Finally, we have involved more New Zealand government senior cabinet ministers, departments and agencies in our events, so that members become better updated and politicians and regulators more aware of co-operatives and the cooperative business model itself.

There has been a growth of membership with Cooperative Business New Zealand. What are the strengths of the cooperative business model?

We have grown from 74 members 2 years ago to 100 today. These made up by Full Members (61), Individual Associate Members (18), Honorary Members (9), Corporate Associate Members (7) and Provisional Members (5). Of our 61 current Full Members, over two thirds are now more than 25 years old, while five were established more than 100 years ago (Fonterra, Tatua Dairy, LIC, FMG and SBS Bank). These organisations have provided trusted brands, products and services to New Zealanders for decades and even centuries – that trust and brand loyalty is a real strength.

The strengths of the co-operative business model include the following:

  • Member-owned and controlled, not investor-owned and controlled (investors could be here today and gone tomorrow).
  • Members in control of their own destiny and who are rewarded financially based on the level of volumes supplied or the amount of business transacted in a given year.
  • Well proven guiding principles.
  • Profits are retained in New Zealand.
  • Commercially-driven organisations that give back to communities and those in need.
  • Endurance – organisations that are here for decades and centuries.
  • Sustainability (economically, environmentally and socially).
  • Spirit of collaboration (co-operation amongst co-operatives).
  • Scale and diversity (there are now over 250 million cooperatives globally, serving over 1.0 billion people as members).
  • Alignment with the UN’s 17 Sustainable Development Goals (in the quest to save the planet and its inhabitants).

How does Cooperative Business New Zealand relate to the United Nations’ 17 Sustainable Development Goals?

Cooperative Business New Zealand is in full support of (and widely promotes) the UN’s 17 Sustainable Development Goals, as it recognises that the cooperative business model is the most closely aligned towards supporting the UN in meeting these goals by 2030.

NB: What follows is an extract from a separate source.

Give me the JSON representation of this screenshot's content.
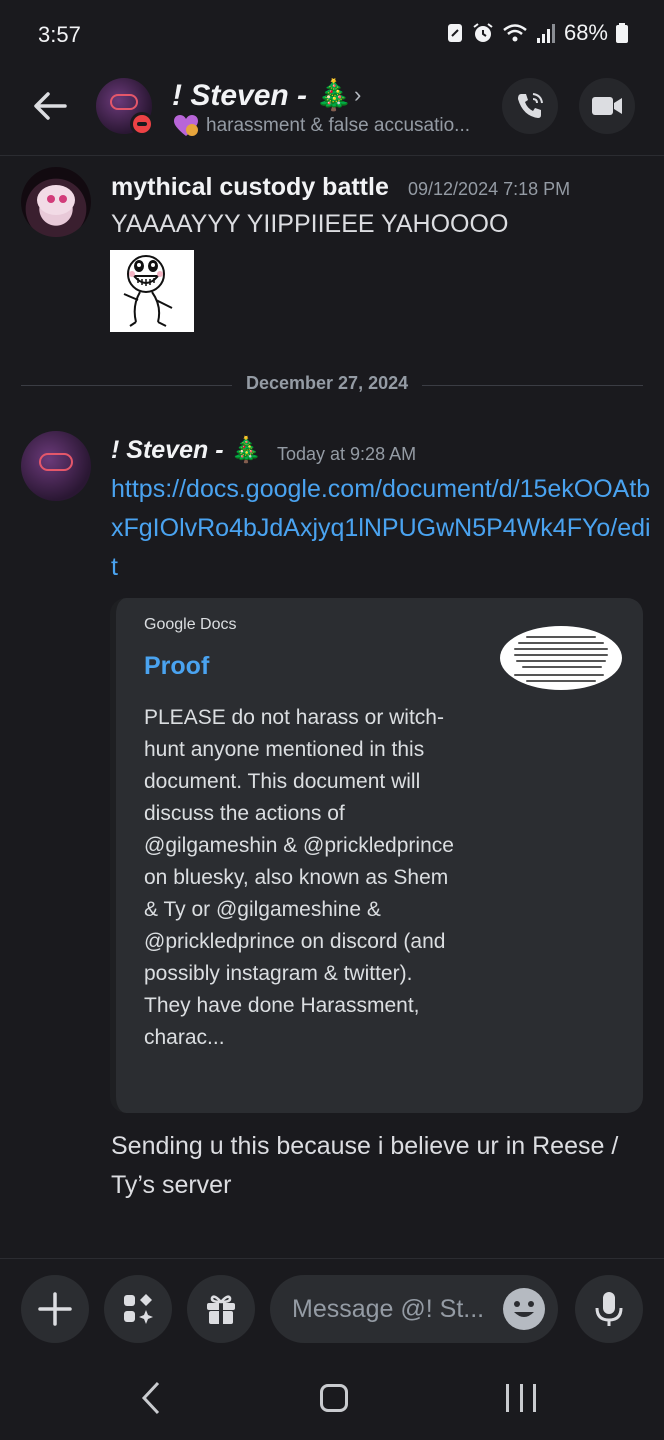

All of the goals are relevant to New Zealand and its people as we endure poverty and hunger in this country, we have a growing intolerance towards gender inequalities and everyday inequities, we seek true environmental sustainability so that we have clean water along with affordable and clean energy, and we are addressing climate change through plans to reduce carbon emissions, seeking alternative sources of energy such as solar and geo-thermal and the planting of trees on a grand scale over the next 10 years as announced recently by our new government.

As a country, New Zealand continues to invest heavily in its infrastructure and economic growth, while it is widely recognised that sustainable and vibrant communities are a key factor in achieving social harmony. We have the opportunity to collaborate more effectively however – sharing information and resources, avoiding duplication of services and learning from each other.

From an environmental perspective the quality of life on land and in our rivers, waterways and oceans has always been important to New Zealanders as awareness and knowledge continues to rise, as does our intolerance towards pollution and harm to our eco-systems.

Many of New Zealand’s cooperatives, in particular those from the agri-producer sector, are now investing heavily into achieving true environmental sustainability. Fonterra reports that over 98 percent of the length of defined waterways in New Zealand now have dairy cattle permanently excluded via fencing, plantings and other systems. Ballance Agri-Nutrients and Ravensdown are utilising satellite-controlled technologies in ensuring the right amount of fertiliser is applied on the right pastures and at the right time. Other initiatives from our agriproducer co-operatives include raising low-carbon greenhouse gas emissions through innovation and infrastructure, co-generation and the more efficient use of energy, minimising waste from farm to consumer including the recycling of packaging and the introduction of Farm Environment Plans that focus on reducing the impact of farming and manufacturing on the environment.